Brazilian parade sets hearts racing on Corniche

A cornucopia on the capital's Corniche: dancers, singers, screaming schoolchildren, a giant falcon and a live grand prix broadcast.

The Brazilian Parade at the F1 FanZone on the Abu Dhabi Corniche featured more than 90 dancers, performers and musicians.
The Brazilian Parade at the F1 FanZone on the Abu Dhabi Corniche featured more than 90 dancers, performers and musicians.

ABU DHABI // The sound of car engines, not samba music, is what one usually hears on a Friday evening along the Abu Dhabi Corniche.

But for an hour yesterday, thousands of residents of the capital were treated to a Brazilian parade in honour of the grand prix racing season.

More than 90 performers, dancers and musicians, as well as 300 children from schools across the capital, put on the one-hour show that rocked the F1 FanZone by the water. The parade was part of Yasalam, a series of free community events on the Corniche leading up to the Abu Dhabi Grand Prix on November 14.

The Abu Dhabi parade also celebrates the Brazilian Grand Prix, which will be contested tomorrow.

"The goal this year was to be bigger and better than last year, and I think we succeeded," said Krissy Jones, project director with Sian Events, which put the parade together.

Ms Jones and her colleagues had worked for a month on the project. "It was about bright colours, samba and Brazil, but it did have a UAE feel to it too," she said.

A UAE drum band and the giant figure of a falcon reminded spectators they were in Abu Dhabi, not Sao Paulo.

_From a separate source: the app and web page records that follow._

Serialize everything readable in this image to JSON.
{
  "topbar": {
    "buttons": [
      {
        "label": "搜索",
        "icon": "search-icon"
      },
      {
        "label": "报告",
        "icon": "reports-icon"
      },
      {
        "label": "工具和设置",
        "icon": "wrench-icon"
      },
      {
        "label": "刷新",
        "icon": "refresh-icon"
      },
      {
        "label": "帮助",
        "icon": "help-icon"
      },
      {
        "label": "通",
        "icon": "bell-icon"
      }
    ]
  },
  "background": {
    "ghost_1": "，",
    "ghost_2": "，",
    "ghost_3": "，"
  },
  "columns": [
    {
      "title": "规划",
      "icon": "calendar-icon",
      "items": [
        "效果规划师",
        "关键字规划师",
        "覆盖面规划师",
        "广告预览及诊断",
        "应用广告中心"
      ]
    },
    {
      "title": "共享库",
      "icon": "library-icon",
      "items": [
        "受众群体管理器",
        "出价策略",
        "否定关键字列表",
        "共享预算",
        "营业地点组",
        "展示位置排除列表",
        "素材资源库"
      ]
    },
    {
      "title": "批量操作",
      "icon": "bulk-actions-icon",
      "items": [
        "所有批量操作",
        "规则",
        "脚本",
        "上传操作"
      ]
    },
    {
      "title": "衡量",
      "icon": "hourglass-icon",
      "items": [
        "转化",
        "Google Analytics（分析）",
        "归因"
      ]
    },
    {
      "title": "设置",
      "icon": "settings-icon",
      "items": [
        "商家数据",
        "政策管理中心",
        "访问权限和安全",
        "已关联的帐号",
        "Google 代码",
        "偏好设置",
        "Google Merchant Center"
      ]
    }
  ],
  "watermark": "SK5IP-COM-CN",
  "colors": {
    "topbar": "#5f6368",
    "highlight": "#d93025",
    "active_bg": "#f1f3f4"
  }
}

Yesterday on the Corniche, motor sport fans could watch the Brazilian race's practice rounds live on large-screen TVs. Today, the race's qualifying rounds will be shown. Tomorrow, fans can watch the race live starting at 8pm.

As the parade ended, the Colombian singer Fatiniza took the stage. The Dubai-based performer entertained the crowd with a mixture of original songs she had written and covers of other artists, including one number in which she referred to her world-famous colleague and compatriot, Shakira.

Also among the performers yesterday were 35 children from Al Muna Primary School. Aged eight to 11, they were still excited 30 minutes after the end of their show, screaming, blowing whistles and waving the bright pompoms they had been given.

"All the children are pretty excited," observed Dominique Crawley, one of several teachers from the school.

Viewers were happy too.

"It was better than last year," said Caty Baringo, 34, who was at the Corniche with her husband, Jaime, and their two children. "There was a lot of colour. It was fun."

Aslam Manikam, 40, said events such as this one gave Abu Dhabi a cosmopolitan feel.

"It if very good to see such things happen to Abu Dhabi," said Mr Manikan, a hospitality industry employee who moved to Abu Dhabi recently from India.

"I loved it," he said. "And all the kids did too."